First off, this was a fascinating story that I believe many spouses can relate to. I enjoyed all the Internet chats, and the overall message that social networking is simultaneously alluring and dangerous. I don’t blame Alice for flirting with temptation, because anonymous confession is a rush that practically everyone has experienced.

What I do blame Alice for, however, is her disconnect. It’s easy to point fingers at smartphones and social media for creating a society of attention-deficit robots, but I don’t think that it’s the medium’s fault. Alice’s personality encourages her to ignore the needs of her husband and children, and she simply uses Facebook as an excuse to shut down.

I’m not saying that I have to like everything a protagonist does, but Alice is just lazy.
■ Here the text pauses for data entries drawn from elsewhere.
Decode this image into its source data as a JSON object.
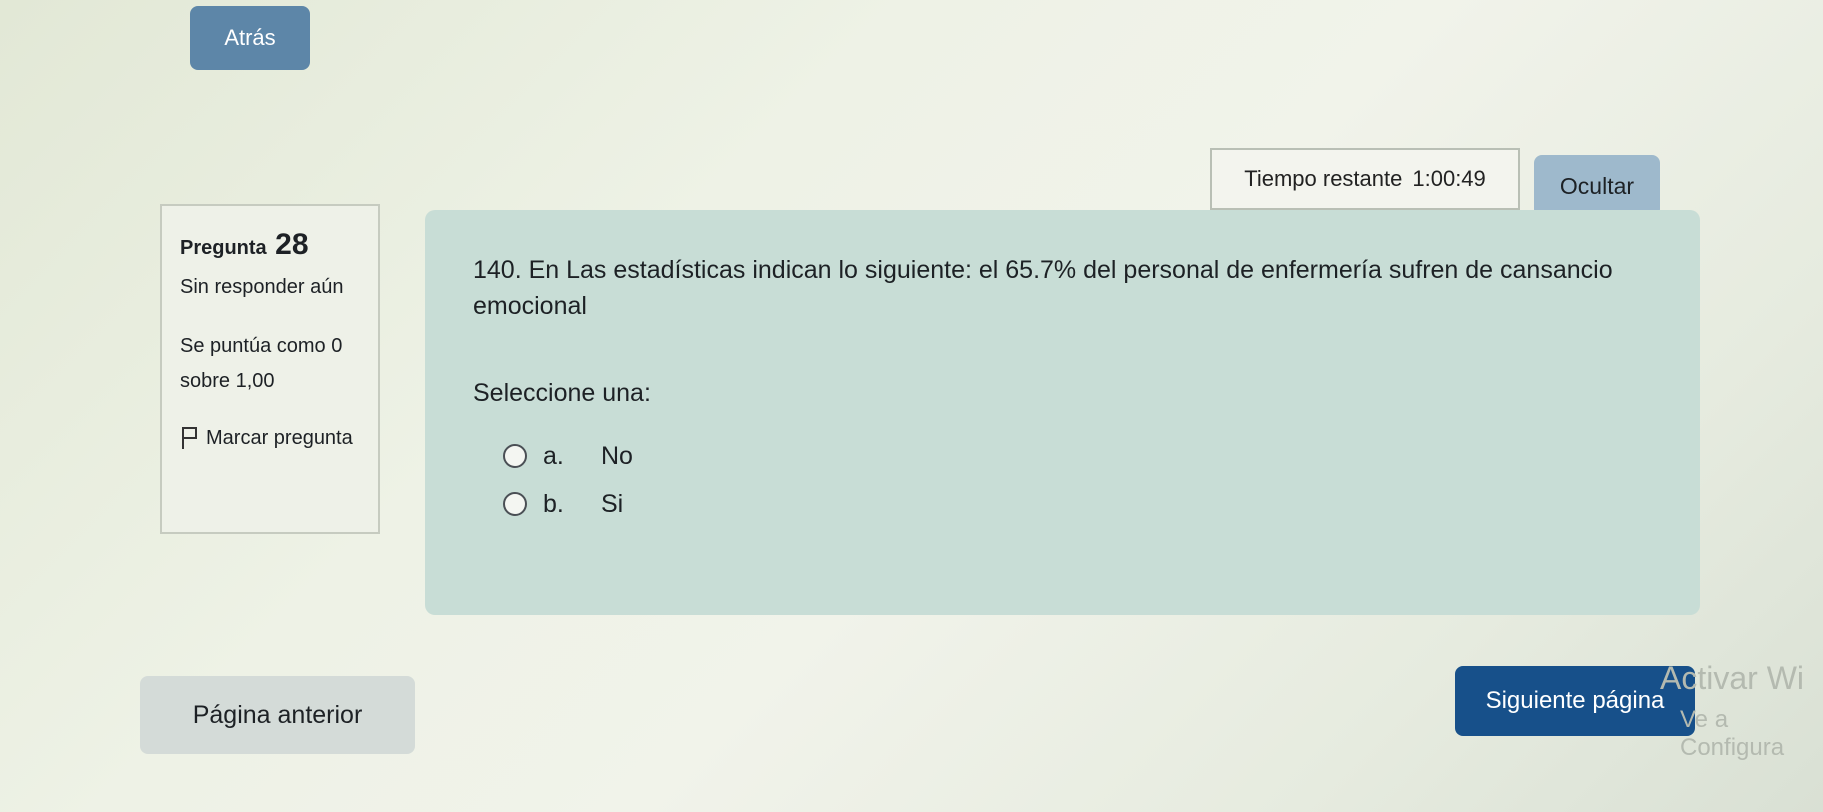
{
  "nav": {
    "back_label": "Atrás"
  },
  "timer": {
    "label": "Tiempo restante",
    "value": "1:00:49",
    "hide_label": "Ocultar"
  },
  "info": {
    "question_label": "Pregunta",
    "question_number": "28",
    "status": "Sin responder aún",
    "grade": "Se puntúa como 0 sobre 1,00",
    "flag_label": "Marcar pregunta"
  },
  "question": {
    "text": "140. En Las estadísticas indican lo siguiente: el 65.7% del personal de enfermería sufren de cansancio emocional",
    "prompt": "Seleccione una:",
    "options": [
      {
        "letter": "a.",
        "label": "No"
      },
      {
        "letter": "b.",
        "label": "Si"
      }
    ]
  },
  "footer": {
    "prev_label": "Página anterior",
    "next_label": "Siguiente página"
  },
  "watermark": {
    "line1": "Activar Wi",
    "line2": "Ve a Configura"
  }
}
She expects her life to magically turn around, and doesn’t want to put the effort into fixing it. Teenagers get accused of demanding instant gratification, but Peter and Zoe are light-years ahead of their mom in maturity.

There is a twist, and most readers won’t be surprised by it (I’m just really gullible), but whether you’re fooled or not, it doesn’t matter. I felt that the ending was anticlimactic, and it didn’t better my opinion of Alice. Maybe I’ll be more sympathetic in twenty years, but for now, I’m not impressed by these so-called mid-life crises.

Calling all bloggers! I need homework help!

So my first week of school has finished, and my professor loved the idea that my friend/colleague  and I had for our independent study. We want to create a print magazine about social media, but we’re still in the brainstorming stage. We need to narrow down the topic a bit, by having a certain theme for this debut issue.

I’d like to structure it like any other women’s magazine, possibly with an upside-down structure, one side covering the good aspects of social media, and the other side covering the evil. Social media includes social networking sites like Facebook, Google+, and LinkedIn, as well as blogging/micro-blogging sites like WordPress, Blogger, and Twitter.

Here’s some possible ideas:

GOOD

  1. Connecting with friends and family
  2. Long distance relationships
  3. 24 hour news access
  4. Networking and job searching
  5. Expanding start-up businesses
  6. Sharing niche interests
EVIL
  1. Social networking narcissism
  2. Cyber-bullying
  3. Stress and depression over upkeeping profile and friends lists
  4. Lack of interpersonal communication
  5. Intruding advertisements
  6. Stalking and addiction

Throw out ideas if you have them, as well as topics you’d like to be covered in a social media magazine, because I’m sure I left a lot out! We’ll also be conducting interviews, so if you’d like to volunteer and get the word out about your blog or business, let me know!

Thanks!